Fans of the iconic Star Wars films can combine a look behind the movie magic with a dose of history at one of Ireland’s most important early Christian sites, the idyllic and magical Skelligs Islands. Featured in the latest instalment of the franchise, The Force Awakens, it’s no surprise that filmmakers chose to set part of the film on this secluded UNESCO world heritage sites; as Irish poet GB Shaw noted in 1910, it’s an “incredible, impossible, mad place” that’s “part of our dream world.” But what makes this sacred site so special?
Views from the monastery
The Skelligs actually comprises two remote sea crags; Skellig Michael, known as the Great Skellig and its smaller neighbour, Little Skellig. Their rich history dates way back to the sixth century, when a group of early Christian monks settled on Skellig Michael, founding a monastery there. Amazingly, the well-preserved hermitage and monastic remains can still be found on the island, despite the monks leaving in the 13th century. “Circled by screaming gulls, it’s a true end-of-the-world location for those soul-searching settlers,” noted popular travel blog Lonely Planet during their visit to this remote and haunting region.
Climbing the stone steps to the island’s peak
This fascinating site, as well as the general wildness of the rugged island, offers an incredible glimpse into the lives of the monks, who lived in complete isolation from the mainland. The monastery – perched on a ledge an astonishing 160m above sea level – faces south, protecting those inside somewhat from the prevailing winds. As BBC Travel commented, “Its very existence on the twin peaked crag is awe-inspiring. Try not to look down at the crashing waves as you gingerly climb the vertiginous steps that cut into the face of Skellig Michael.”
And they’re right – access isn’t easy. Visitors must take care while following in the monks’ ancient footsteps. The 618 winding stone steps to the monastery are uneven and irregular, though this is to be expected considering they’re almost 1,500 years old! At the top, there are six beehive huts where the monks slept, a church dedicated to St. Michael, a walled garden and an early oratory. There’s also a cemetery with 22 grave slabs on the grounds. These impressive artefacts prompted the islands to be added to the prestigious UNESCO World Heritage List in 1996. It’s a spiritual place guaranteed to reinvigorate its visitors. As BBC remarked, “despite the wind and waves, an otherworldly calm pervades”. As such, the area should be treated with the utmost respect to ensure its precious links to the past are preserved and celebrated for years to come.
Puffins can be found on Little Skellig, as well as many other seabirds
The Skelligs is also one of the country’s most important sites for breeding seabirds, as its steep slopes and cliffs provide the perfect nesting places. On the smaller island you’ll find the second largest colony of gannets in the world. In fact it’s home to over 27,000 pairs, as well as puffins, Arctic terns, black guillemots, herring gulls and many more. The documentary, Skelligs Calling, is a beautiful sonic portrayal by Irish producer Luke Clancy and sound-recorder Chris Watson. The pair spent time on Skellig Michael, capturing the wild cries of the birds and the howling of the wind, while archaeologist Michael Gibbons offered a glimpse into the island’s rich history.

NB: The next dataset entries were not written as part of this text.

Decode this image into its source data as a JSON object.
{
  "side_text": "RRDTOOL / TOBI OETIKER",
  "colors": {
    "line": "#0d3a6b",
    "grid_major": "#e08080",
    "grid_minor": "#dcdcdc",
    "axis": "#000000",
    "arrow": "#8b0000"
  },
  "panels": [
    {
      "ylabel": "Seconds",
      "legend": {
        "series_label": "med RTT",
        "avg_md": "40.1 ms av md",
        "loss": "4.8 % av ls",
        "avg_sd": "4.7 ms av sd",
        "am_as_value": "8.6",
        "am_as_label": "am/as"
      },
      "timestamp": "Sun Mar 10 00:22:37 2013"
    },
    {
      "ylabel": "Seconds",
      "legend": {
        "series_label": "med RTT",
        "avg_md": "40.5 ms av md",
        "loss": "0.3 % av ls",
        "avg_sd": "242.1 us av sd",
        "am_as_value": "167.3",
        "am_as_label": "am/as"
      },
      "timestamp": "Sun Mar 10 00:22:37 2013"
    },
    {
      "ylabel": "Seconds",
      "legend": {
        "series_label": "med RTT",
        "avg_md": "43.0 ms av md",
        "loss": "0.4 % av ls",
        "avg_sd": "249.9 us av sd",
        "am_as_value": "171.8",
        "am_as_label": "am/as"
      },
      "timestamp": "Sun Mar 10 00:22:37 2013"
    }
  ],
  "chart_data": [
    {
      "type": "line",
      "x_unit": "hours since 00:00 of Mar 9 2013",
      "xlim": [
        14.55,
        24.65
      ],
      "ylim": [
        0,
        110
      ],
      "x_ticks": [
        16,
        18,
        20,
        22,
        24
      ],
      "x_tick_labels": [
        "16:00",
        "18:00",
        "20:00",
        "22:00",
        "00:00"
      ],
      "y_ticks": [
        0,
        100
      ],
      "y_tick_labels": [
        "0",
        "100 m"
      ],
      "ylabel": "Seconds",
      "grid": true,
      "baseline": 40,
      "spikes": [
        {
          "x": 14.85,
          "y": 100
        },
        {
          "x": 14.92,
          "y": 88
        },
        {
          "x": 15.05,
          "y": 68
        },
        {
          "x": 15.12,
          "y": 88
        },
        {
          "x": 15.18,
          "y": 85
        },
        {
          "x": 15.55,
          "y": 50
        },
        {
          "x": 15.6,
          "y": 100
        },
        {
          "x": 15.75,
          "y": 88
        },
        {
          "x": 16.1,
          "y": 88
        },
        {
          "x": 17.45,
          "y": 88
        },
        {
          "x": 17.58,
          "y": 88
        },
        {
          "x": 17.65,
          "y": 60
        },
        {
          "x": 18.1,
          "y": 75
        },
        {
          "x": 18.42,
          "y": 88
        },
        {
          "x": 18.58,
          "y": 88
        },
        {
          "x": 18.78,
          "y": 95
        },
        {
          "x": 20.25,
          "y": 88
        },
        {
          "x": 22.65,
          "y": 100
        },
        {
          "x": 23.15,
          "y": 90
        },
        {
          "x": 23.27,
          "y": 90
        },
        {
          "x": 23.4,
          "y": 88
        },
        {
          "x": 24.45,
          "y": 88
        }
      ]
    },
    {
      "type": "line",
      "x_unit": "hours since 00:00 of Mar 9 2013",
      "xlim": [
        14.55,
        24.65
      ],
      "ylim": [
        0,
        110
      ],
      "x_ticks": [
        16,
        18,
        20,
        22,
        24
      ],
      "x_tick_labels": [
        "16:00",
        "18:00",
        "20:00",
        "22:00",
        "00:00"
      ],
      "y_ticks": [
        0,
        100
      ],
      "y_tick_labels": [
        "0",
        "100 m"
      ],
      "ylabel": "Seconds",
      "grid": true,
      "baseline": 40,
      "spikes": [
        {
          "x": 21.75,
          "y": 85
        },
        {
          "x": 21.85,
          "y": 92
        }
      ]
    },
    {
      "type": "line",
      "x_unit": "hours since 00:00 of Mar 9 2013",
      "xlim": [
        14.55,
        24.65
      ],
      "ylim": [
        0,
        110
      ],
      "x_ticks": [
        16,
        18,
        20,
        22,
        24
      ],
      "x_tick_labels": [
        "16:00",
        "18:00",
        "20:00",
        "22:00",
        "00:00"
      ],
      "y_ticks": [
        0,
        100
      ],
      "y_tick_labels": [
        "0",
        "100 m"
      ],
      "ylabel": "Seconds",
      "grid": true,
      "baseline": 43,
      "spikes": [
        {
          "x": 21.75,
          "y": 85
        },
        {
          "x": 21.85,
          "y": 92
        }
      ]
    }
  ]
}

If you’ve seen Star Wars Episode VII: The Force Awakens, and now know the story behind this amazing site, you’ll surely want to visit! Access to the Skelligs is by ferry from the town of Portmagee. A number of boat tours make the trip from May to September (weather permitting); see Skellig Michael Cruises, Skellig Boat Trips, Casey’s, Owen Walsh, Sea Quest, Skellig Trips and Skellig Tours (which departs from Derrynane Harbour). You’ll find contact details for many of the individual boatmen here. The trip takes approximately 45 minutes, but be sure to book well in advance. The surrounding area on the mainland is also well worth a visit – the Skellig Ring (part of the greater Ring of Kerry route) runs along the coast and offers fabulous views of the crashing Atlantic and the Skellig Islands, as does Bray Head, one of Wild Atlantic Way’s Signature Points.
There are plenty more islands dotted along the coast of the Wild Atlantic Way too, all waiting to be explored. From mythical Tory off the Donegal coast to the Aran Islands off Galway, and Valentia, Dursey and Cape Clear off Kerry and Cork, an island-hopping adventure awaits. See our trip planner for more info and to start putting together your own unique itinerary.
Header and teaser image via Raymond Fogarty